DATA FOR THIS TASK:
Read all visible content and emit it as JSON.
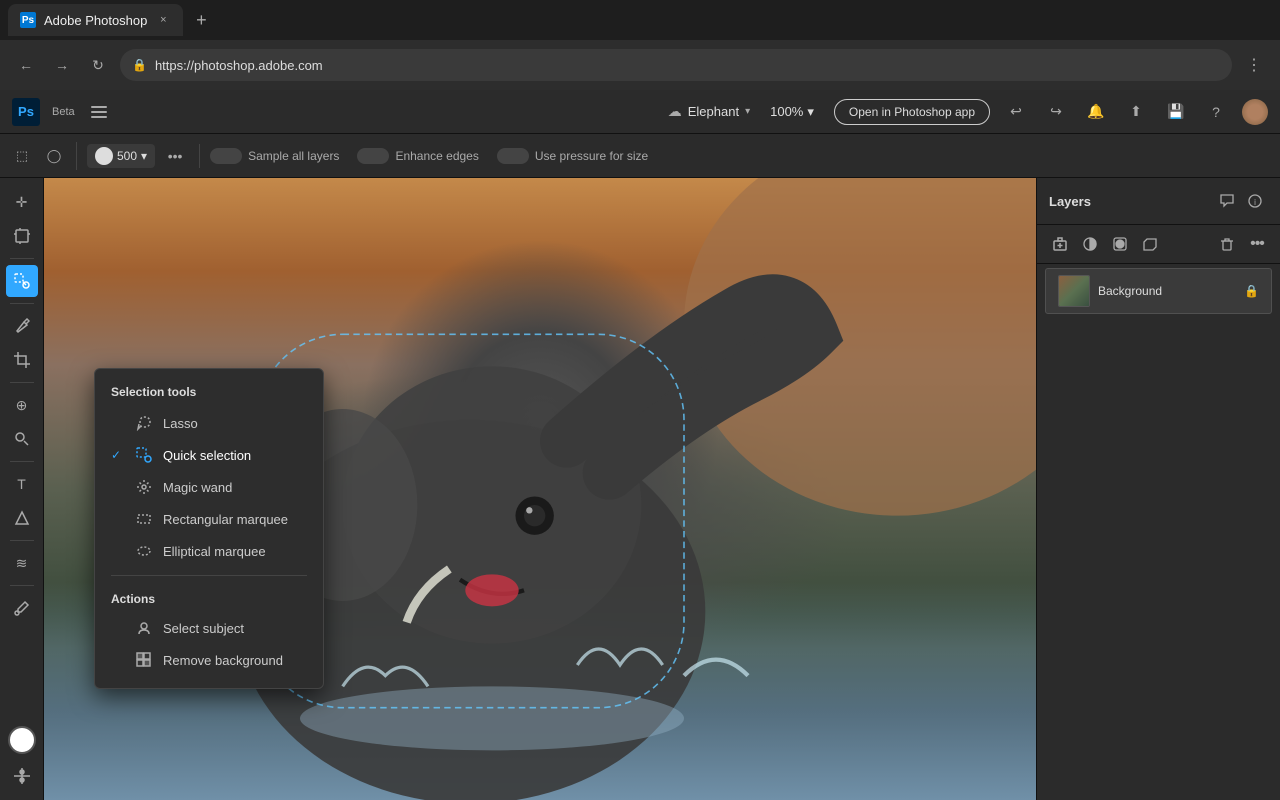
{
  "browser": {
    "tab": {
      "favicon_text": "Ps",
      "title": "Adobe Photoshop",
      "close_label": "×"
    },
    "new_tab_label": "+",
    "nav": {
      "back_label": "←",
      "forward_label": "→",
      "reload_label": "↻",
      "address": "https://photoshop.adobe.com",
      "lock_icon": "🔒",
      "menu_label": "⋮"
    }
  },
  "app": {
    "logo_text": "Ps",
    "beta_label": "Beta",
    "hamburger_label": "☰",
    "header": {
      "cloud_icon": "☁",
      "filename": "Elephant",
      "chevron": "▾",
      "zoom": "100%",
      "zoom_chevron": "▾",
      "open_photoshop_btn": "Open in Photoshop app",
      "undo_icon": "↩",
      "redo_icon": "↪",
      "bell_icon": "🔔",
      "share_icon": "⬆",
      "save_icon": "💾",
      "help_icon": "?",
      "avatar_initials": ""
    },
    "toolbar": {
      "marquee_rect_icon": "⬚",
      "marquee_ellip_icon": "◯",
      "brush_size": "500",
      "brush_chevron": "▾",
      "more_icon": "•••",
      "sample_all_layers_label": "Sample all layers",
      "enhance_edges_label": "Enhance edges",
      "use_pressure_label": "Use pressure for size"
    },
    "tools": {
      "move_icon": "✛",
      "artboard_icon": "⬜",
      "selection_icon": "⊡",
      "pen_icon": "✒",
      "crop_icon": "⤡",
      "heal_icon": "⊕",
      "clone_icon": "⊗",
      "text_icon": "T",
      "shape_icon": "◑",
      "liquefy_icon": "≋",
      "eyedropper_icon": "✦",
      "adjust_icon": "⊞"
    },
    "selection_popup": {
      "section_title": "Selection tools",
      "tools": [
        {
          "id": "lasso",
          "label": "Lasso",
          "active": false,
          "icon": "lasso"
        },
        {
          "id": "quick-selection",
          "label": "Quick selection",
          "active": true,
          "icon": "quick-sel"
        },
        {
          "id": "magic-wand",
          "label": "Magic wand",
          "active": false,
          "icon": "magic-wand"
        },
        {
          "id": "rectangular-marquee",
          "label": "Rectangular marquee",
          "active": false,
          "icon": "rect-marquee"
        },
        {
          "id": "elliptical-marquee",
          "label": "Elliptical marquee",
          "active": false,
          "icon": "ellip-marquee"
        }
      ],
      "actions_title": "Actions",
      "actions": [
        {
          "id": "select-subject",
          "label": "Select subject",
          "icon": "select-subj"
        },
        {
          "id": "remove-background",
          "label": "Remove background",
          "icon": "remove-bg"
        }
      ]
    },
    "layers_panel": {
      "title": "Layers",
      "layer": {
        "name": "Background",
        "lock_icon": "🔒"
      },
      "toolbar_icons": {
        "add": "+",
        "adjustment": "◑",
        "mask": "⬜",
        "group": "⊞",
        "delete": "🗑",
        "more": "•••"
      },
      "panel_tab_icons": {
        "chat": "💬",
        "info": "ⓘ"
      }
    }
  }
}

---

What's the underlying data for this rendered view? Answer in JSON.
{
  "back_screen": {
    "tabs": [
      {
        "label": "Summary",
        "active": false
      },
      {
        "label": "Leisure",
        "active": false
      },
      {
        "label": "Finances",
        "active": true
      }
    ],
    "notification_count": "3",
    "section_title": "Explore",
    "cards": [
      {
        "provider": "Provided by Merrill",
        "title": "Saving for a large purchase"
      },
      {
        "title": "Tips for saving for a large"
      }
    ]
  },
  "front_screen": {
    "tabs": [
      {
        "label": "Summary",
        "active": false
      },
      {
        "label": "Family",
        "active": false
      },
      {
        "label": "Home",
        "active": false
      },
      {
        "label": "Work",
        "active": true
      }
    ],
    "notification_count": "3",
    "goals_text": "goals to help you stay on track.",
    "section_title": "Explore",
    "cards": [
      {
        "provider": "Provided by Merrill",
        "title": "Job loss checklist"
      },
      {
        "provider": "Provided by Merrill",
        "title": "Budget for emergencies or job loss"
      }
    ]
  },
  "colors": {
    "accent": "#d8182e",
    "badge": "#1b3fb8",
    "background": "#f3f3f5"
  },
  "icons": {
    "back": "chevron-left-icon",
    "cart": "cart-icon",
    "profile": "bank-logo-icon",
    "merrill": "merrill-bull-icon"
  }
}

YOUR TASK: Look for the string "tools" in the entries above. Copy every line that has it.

ANSWER AREA:
    "tools": {
      "section_title": "Selection tools",
      "tools": [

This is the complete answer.